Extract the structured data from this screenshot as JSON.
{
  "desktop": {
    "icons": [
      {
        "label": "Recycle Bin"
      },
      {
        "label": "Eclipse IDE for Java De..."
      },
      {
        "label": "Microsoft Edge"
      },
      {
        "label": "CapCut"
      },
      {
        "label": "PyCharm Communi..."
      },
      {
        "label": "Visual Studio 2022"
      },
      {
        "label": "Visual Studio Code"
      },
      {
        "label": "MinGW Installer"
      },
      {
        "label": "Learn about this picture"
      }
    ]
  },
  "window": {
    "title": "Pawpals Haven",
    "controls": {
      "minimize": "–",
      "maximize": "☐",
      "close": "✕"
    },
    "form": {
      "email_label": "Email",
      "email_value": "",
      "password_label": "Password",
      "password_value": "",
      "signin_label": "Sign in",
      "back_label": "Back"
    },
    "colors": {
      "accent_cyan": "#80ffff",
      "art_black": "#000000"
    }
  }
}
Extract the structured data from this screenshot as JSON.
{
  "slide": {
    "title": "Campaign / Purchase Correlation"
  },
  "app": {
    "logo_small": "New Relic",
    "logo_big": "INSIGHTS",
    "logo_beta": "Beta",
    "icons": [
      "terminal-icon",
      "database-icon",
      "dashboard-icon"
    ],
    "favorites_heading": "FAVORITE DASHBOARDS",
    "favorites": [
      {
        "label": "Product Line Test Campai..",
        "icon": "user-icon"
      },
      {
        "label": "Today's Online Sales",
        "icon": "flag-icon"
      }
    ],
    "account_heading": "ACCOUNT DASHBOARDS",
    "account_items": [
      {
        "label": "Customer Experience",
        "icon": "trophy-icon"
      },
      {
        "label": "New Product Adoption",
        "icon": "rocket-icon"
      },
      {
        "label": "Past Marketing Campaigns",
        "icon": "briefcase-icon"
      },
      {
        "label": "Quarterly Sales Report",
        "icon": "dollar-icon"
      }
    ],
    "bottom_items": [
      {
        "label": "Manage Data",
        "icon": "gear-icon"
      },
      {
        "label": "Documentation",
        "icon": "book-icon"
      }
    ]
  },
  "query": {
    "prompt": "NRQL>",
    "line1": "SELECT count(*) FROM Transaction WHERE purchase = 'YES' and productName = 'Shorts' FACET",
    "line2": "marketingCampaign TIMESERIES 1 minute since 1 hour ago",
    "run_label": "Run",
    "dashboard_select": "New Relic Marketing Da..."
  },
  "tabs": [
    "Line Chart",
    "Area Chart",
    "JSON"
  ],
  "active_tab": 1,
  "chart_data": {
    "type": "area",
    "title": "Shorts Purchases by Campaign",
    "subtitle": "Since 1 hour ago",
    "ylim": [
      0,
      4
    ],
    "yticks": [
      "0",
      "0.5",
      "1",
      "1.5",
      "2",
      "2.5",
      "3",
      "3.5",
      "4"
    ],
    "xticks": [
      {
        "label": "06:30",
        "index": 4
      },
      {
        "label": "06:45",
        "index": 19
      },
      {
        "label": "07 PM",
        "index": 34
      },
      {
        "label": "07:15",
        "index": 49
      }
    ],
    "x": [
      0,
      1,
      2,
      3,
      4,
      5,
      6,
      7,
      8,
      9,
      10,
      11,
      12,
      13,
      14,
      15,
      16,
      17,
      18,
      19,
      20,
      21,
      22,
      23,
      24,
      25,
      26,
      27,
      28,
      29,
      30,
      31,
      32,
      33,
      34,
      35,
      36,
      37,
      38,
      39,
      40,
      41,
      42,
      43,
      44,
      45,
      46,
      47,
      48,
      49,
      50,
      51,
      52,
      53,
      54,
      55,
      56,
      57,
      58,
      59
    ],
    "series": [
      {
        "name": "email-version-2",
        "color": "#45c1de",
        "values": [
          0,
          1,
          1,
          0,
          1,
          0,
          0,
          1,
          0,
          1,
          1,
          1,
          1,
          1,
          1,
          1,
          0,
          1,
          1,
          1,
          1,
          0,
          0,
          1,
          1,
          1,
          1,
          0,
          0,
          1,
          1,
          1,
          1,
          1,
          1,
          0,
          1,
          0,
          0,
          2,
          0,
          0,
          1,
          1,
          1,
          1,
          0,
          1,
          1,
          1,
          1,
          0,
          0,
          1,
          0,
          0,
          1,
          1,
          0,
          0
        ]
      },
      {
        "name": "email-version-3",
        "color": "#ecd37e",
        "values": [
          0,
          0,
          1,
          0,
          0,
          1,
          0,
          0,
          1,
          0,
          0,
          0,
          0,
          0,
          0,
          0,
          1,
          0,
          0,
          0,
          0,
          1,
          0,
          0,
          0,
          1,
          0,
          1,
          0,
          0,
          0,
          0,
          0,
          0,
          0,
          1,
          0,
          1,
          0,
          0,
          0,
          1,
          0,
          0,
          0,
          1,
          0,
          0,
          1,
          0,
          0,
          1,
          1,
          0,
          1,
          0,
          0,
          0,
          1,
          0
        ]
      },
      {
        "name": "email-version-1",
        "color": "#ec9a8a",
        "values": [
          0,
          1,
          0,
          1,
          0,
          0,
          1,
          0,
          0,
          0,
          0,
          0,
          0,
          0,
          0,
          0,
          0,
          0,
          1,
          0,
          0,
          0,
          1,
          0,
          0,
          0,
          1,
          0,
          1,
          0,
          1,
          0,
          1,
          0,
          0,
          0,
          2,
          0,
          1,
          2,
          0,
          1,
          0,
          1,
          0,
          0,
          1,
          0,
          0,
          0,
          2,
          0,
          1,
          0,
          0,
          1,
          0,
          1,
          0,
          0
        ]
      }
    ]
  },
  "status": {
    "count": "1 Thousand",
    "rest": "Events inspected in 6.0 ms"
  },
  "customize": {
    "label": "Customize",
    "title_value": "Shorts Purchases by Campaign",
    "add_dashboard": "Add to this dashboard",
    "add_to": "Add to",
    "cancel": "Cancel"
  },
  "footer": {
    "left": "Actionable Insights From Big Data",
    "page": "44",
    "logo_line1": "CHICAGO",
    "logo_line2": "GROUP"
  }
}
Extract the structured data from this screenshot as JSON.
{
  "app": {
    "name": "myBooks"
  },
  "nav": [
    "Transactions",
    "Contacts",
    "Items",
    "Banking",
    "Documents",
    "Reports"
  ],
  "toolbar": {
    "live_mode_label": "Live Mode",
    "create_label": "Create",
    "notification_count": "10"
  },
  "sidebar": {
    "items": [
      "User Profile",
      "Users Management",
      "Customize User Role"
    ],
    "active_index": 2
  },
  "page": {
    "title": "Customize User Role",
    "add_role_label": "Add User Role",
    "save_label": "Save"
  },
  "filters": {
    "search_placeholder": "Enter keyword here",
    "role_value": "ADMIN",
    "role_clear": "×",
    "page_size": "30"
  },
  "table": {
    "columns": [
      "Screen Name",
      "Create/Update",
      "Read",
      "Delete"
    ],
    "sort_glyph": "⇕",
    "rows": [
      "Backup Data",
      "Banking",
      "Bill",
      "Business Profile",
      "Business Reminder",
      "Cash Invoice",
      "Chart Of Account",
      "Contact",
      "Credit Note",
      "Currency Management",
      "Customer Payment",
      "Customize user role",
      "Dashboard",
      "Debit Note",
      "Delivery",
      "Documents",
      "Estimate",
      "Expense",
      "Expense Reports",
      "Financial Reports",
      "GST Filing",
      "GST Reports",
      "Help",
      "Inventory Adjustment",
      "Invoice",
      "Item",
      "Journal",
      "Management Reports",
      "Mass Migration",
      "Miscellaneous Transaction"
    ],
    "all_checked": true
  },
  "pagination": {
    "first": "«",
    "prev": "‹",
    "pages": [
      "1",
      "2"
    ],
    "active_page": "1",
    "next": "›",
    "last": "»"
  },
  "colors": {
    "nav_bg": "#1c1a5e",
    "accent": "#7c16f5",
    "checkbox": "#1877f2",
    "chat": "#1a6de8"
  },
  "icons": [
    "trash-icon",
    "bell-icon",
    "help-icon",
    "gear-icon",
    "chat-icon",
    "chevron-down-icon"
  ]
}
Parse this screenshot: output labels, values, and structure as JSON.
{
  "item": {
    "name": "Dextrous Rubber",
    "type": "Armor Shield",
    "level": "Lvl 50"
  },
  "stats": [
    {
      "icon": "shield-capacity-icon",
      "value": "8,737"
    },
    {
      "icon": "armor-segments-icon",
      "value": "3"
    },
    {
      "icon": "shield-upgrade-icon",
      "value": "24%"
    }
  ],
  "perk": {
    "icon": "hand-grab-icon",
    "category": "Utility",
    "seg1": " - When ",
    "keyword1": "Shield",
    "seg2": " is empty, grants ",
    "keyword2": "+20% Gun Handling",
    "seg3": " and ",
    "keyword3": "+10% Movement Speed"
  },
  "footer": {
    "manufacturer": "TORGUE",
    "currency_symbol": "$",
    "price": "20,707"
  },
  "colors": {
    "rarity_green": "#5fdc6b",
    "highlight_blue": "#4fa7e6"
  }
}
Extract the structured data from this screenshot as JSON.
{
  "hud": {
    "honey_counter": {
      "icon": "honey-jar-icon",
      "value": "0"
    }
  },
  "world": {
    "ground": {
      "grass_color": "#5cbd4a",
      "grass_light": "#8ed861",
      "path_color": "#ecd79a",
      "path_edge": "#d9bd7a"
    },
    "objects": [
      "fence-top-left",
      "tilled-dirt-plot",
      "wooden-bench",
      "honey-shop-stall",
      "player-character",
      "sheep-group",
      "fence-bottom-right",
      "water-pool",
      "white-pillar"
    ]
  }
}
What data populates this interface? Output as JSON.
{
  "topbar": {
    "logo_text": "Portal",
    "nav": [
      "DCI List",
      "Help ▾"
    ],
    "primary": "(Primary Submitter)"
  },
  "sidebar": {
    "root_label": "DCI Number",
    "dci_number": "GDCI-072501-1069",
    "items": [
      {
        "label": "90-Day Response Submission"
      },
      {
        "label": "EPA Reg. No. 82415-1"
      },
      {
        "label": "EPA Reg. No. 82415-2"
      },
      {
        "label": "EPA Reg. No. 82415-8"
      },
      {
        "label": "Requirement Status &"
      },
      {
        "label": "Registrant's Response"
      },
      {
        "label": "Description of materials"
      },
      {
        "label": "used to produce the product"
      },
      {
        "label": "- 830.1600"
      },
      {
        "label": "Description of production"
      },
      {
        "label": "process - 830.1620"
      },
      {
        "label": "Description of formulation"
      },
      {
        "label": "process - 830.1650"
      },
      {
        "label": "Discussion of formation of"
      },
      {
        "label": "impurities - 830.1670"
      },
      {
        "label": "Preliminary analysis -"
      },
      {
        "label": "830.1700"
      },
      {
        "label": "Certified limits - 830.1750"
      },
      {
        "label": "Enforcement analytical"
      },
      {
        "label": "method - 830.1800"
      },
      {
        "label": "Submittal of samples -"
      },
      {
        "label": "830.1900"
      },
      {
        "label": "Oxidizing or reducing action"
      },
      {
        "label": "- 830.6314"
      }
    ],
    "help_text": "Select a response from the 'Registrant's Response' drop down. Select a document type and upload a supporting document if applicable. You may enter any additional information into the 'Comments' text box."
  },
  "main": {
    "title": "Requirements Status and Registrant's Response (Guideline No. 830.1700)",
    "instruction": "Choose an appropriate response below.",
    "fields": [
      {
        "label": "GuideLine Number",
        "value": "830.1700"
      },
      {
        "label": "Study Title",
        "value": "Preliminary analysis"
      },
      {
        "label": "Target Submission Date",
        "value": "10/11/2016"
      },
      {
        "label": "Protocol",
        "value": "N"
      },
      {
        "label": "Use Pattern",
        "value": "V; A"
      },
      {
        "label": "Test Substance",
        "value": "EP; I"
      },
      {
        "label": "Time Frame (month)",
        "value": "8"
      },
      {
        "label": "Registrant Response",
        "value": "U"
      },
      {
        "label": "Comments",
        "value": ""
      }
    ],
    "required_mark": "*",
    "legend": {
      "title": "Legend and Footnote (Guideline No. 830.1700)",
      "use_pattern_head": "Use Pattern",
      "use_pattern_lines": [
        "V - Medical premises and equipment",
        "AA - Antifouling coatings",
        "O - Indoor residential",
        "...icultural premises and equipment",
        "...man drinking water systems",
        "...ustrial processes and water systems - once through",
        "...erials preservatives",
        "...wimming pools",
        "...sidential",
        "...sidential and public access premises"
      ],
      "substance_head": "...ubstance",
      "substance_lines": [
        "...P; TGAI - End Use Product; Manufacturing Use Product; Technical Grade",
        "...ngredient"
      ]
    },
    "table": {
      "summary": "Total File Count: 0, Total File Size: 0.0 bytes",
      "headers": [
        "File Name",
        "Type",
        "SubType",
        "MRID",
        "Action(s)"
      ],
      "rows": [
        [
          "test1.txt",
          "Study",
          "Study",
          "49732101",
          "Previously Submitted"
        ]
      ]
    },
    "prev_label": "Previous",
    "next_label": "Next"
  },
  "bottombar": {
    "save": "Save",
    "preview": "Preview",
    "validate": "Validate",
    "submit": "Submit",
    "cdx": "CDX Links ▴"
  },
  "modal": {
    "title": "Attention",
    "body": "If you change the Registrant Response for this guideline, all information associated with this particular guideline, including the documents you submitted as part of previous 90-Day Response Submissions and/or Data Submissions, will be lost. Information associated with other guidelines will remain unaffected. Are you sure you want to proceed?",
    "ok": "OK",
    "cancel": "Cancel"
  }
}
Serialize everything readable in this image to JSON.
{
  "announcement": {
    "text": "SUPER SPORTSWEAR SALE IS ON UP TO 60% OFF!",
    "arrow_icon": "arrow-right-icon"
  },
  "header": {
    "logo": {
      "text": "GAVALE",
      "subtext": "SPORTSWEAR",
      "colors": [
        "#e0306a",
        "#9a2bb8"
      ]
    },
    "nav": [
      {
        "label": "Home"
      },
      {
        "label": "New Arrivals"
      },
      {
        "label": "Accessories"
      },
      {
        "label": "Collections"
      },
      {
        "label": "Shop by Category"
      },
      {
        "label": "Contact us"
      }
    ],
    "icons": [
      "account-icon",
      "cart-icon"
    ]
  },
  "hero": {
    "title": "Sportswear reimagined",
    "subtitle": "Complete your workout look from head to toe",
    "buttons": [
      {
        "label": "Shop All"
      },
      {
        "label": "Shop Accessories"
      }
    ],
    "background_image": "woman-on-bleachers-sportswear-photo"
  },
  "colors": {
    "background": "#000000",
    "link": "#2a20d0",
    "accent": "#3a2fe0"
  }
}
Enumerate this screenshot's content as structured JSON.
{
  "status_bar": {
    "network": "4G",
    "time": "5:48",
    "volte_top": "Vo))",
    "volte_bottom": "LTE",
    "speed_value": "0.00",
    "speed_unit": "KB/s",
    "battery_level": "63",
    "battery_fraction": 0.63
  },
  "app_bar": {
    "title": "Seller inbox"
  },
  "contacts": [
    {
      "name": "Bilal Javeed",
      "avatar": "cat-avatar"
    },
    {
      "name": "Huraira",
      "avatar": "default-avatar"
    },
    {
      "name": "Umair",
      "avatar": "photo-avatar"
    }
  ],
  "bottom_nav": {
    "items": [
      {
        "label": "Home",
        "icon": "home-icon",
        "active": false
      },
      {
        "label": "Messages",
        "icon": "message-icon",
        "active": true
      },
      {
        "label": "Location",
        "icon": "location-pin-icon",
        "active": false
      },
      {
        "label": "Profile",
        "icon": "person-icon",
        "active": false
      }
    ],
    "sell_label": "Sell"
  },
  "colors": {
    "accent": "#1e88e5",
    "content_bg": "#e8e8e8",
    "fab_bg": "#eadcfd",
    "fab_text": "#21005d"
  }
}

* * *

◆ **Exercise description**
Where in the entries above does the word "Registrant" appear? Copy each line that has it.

◆ **Task answer**
        "label": "Registrant's Response"
    "help_text": "Select a response from the 'Registrant's Response' drop down. Select a document type and upload a supporting document if applicable. You may enter any additional information into the 'Comments' text box."
    "title": "Requirements Status and Registrant's Response (Guideline No. 830.1700)",
        "label": "Registrant Response",
    "body": "If you change the Registrant Response for this guideline, all information associated with this particular guideline, including the documents you submitted as part of previous 90-Day Response Submissions and/or Data Submissions, will be lost. Information associated with other guidelines will remain unaffected. Are you sure you want to proceed?",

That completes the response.